Below are records that must be duplicated exactly.

══ Exercise input ══

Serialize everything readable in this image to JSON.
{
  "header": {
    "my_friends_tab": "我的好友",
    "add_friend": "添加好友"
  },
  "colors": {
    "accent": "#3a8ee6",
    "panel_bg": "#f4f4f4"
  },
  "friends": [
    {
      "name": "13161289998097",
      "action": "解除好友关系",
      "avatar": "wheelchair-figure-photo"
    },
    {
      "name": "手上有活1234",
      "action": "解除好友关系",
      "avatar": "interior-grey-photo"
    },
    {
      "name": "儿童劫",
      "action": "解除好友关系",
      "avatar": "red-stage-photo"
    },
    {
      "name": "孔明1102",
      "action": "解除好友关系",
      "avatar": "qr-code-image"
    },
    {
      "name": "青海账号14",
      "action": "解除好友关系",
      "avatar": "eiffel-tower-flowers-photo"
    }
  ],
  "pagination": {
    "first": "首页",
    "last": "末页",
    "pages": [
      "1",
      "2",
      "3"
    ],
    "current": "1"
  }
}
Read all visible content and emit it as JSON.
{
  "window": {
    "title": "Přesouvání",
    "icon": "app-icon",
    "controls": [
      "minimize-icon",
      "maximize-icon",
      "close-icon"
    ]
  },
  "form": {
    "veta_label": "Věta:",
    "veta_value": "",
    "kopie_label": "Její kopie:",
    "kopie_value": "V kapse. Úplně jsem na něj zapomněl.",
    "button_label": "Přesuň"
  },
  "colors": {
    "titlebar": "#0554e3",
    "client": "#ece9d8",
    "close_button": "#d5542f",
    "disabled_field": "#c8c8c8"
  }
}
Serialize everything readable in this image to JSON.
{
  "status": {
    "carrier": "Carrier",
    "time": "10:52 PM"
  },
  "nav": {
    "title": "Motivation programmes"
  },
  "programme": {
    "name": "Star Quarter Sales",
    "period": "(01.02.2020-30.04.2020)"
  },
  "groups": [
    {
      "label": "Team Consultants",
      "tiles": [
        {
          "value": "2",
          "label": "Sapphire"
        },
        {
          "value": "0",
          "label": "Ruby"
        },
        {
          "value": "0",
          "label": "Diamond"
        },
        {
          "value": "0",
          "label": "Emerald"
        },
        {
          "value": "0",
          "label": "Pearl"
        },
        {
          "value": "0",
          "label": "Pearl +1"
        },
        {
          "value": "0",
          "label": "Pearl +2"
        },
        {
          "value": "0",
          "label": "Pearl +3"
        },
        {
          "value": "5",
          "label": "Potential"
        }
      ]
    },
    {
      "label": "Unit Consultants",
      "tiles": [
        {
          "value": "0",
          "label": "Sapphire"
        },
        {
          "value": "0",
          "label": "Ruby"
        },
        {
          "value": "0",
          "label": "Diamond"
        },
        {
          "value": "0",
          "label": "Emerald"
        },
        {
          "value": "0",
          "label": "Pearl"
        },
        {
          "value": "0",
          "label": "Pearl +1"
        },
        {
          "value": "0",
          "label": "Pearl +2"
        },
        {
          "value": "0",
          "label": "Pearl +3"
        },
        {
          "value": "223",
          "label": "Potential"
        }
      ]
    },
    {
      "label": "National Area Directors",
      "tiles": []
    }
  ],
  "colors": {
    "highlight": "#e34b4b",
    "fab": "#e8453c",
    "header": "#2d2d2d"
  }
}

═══

Solution below:
Serialize everything readable in this image to JSON.
{
  "header": {
    "my_friends_tab": "我的好友",
    "add_friend": "添加好友"
  },
  "colors": {
    "accent": "#3a8ee6",
    "panel_bg": "#f4f4f4"
  },
  "friends": [
    {
      "name": "13161289998097",
      "action": "解除好友关系",
      "avatar": "wheelchair-figure-photo"
    },
    {
      "name": "手上有活1234",
      "action": "解除好友关系",
      "avatar": "interior-grey-photo"
    },
    {
      "name": "儿童劫",
      "action": "解除好友关系",
      "avatar": "red-stage-photo"
    },
    {
      "name": "孔明1102",
      "action": "解除好友关系",
      "avatar": "qr-code-image"
    },
    {
      "name": "青海账号14",
      "action": "解除好友关系",
      "avatar": "eiffel-tower-flowers-photo"
    }
  ],
  "pagination": {
    "first": "首页",
    "last": "末页",
    "pages": [
      "1",
      "2",
      "3"
    ],
    "current": "1"
  }
}
Read all visible content and emit it as JSON.
{
  "window": {
    "title": "Přesouvání",
    "icon": "app-icon",
    "controls": [
      "minimize-icon",
      "maximize-icon",
      "close-icon"
    ]
  },
  "form": {
    "veta_label": "Věta:",
    "veta_value": "",
    "kopie_label": "Její kopie:",
    "kopie_value": "V kapse. Úplně jsem na něj zapomněl.",
    "button_label": "Přesuň"
  },
  "colors": {
    "titlebar": "#0554e3",
    "client": "#ece9d8",
    "close_button": "#d5542f",
    "disabled_field": "#c8c8c8"
  }
}
Serialize everything readable in this image to JSON.
{
  "status": {
    "carrier": "Carrier",
    "time": "10:52 PM"
  },
  "nav": {
    "title": "Motivation programmes"
  },
  "programme": {
    "name": "Star Quarter Sales",
    "period": "(01.02.2020-30.04.2020)"
  },
  "groups": [
    {
      "label": "Team Consultants",
      "tiles": [
        {
          "value": "2",
          "label": "Sapphire"
        },
        {
          "value": "0",
          "label": "Ruby"
        },
        {
          "value": "0",
          "label": "Diamond"
        },
        {
          "value": "0",
          "label": "Emerald"
        },
        {
          "value": "0",
          "label": "Pearl"
        },
        {
          "value": "0",
          "label": "Pearl +1"
        },
        {
          "value": "0",
          "label": "Pearl +2"
        },
        {
          "value": "0",
          "label": "Pearl +3"
        },
        {
          "value": "5",
          "label": "Potential"
        }
      ]
    },
    {
      "label": "Unit Consultants",
      "tiles": [
        {
          "value": "0",
          "label": "Sapphire"
        },
        {
          "value": "0",
          "label": "Ruby"
        },
        {
          "value": "0",
          "label": "Diamond"
        },
        {
          "value": "0",
          "label": "Emerald"
        },
        {
          "value": "0",
          "label": "Pearl"
        },
        {
          "value": "0",
          "label": "Pearl +1"
        },
        {
          "value": "0",
          "label": "Pearl +2"
        },
        {
          "value": "0",
          "label": "Pearl +3"
        },
        {
          "value": "223",
          "label": "Potential"
        }
      ]
    },
    {
      "label": "National Area Directors",
      "tiles": []
    }
  ],
  "colors": {
    "highlight": "#e34b4b",
    "fab": "#e8453c",
    "header": "#2d2d2d"
  }
}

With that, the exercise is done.